Consider the hawk-dove game. If you're in a group of animals who randomly bump into each other and compete for territory, the minority strategy is the optimal strategy. If all your peers are cowards, you can completely dominate them by showing some fang. Or if your peers follow the "never back down, always fight to the death" strategy, you should be a coward until they've killed each other off. Non-conformity is a valid goal (or subgoal, at least).

On the other hand, in situations with networks effects, you want to be a conformist. If you're selling your widget on Bob's Auction Site, which has 20 users, instead of eBay, your originality is simply stupid.

Comment by aaron3 on Priming and Contamination · 2007-10-10T04:35:18.000Z · score: 0 (0 votes) · LW · GW

What can we do about this? Can we reduce the effects of contamination by consciously avoiding contaminating input before making an important decision? Or does consciously avoiding it contaminate us?
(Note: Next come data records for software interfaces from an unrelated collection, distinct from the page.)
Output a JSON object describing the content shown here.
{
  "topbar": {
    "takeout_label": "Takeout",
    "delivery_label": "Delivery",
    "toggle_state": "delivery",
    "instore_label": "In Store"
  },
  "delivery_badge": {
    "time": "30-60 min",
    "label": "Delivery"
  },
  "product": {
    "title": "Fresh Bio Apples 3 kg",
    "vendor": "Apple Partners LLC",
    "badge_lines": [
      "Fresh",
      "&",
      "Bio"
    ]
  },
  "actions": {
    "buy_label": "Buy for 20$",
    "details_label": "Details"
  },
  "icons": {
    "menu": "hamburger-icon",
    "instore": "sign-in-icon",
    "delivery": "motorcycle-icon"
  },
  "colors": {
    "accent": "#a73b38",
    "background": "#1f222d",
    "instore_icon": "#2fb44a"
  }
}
Comment by aaron3 on 9/26 is Petrov Day · 2007-09-26T19:33:02.000Z · score: 2 (2 votes) · LW · GW

Oops, as a correction to my previous comment, that should be "ground radars." "Ground satellites" is just an oxymoron.

Comment by aaron3 on 9/26 is Petrov Day · 2007-09-26T19:22:42.000Z · score: 20 (20 votes) · LW · GW

"He sent messages declaring the launch detection a false alarm, based solely on his personal belief that the US did not seem likely to start an attack using only five missiles."

According to the Wikipedia article, Petrov claimed that he had other reasons for believing it was false alarm: lack of corroborating evidence from ground satellites and the fact that the detection technology was new and immature.

Comment by aaron3 on Semantic Stopsigns · 2007-08-24T21:27:54.000Z · score: 0 (0 votes) · LW · GW

Oops, that should be "non-falsifiability," not "non-falsification."

Comment by aaron3 on Semantic Stopsigns · 2007-08-24T21:25:48.000Z · score: 3 (3 votes) · LW · GW

Interesting post. It strikes me that semantic stopsigns join adoration of mystery and non-falsification as survival tricks acquired by story memes when curiosity -- and other stories -- threatened their existence.

Comment by aaron3 on Conservation of Expected Evidence · 2007-08-13T18:07:00.000Z · score: 14 (14 votes) · LW · GW

One minor correction, Eliezer: the link to your essay uses the text "An Intuitive Expectation of Bayesian Reasoning." I think you titled that essay "An Intuitive EXPLANATION of Bayesian Reasoning." (I am 99.9999% sure of this, and would therefore pay especial attention to any evidence inconsistent with this proposition.)